- [Task instructions] From the listing below, copy out every line where the word "arrow" appears.

- [Data to examine]
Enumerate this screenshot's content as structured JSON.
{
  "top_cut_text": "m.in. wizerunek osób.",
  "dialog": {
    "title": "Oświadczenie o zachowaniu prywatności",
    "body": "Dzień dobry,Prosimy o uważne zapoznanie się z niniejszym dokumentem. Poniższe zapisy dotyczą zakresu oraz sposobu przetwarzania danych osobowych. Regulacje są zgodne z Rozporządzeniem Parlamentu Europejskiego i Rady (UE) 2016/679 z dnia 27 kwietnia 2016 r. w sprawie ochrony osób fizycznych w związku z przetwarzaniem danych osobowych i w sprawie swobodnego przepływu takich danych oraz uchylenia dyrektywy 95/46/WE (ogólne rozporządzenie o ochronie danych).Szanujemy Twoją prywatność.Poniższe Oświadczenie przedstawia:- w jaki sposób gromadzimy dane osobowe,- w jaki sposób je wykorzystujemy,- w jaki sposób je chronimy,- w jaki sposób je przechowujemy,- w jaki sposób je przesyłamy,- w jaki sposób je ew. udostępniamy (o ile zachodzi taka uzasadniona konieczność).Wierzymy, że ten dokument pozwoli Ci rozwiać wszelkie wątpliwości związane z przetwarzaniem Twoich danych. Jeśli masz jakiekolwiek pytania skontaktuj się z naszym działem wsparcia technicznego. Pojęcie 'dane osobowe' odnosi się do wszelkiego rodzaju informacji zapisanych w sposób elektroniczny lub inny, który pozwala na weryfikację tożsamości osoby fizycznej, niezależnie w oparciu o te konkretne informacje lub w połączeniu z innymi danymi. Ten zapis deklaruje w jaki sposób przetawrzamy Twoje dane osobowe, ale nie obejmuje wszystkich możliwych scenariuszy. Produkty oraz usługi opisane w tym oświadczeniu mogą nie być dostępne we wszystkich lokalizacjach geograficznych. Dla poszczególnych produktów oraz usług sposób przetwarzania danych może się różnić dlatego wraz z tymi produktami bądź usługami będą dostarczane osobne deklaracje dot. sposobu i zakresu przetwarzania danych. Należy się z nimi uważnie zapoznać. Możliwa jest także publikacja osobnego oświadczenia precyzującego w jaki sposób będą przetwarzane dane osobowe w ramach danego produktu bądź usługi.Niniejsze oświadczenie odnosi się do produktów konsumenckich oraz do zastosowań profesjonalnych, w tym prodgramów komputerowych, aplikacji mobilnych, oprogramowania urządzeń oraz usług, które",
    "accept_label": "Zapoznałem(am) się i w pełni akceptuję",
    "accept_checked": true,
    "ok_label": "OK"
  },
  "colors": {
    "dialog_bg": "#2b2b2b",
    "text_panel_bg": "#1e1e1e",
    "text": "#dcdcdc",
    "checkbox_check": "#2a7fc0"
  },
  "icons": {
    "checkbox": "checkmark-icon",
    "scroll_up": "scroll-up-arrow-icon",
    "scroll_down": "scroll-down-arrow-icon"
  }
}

- [Completed exercise]
    "scroll_up": "scroll-up-arrow-icon",
    "scroll_down": "scroll-down-arrow-icon"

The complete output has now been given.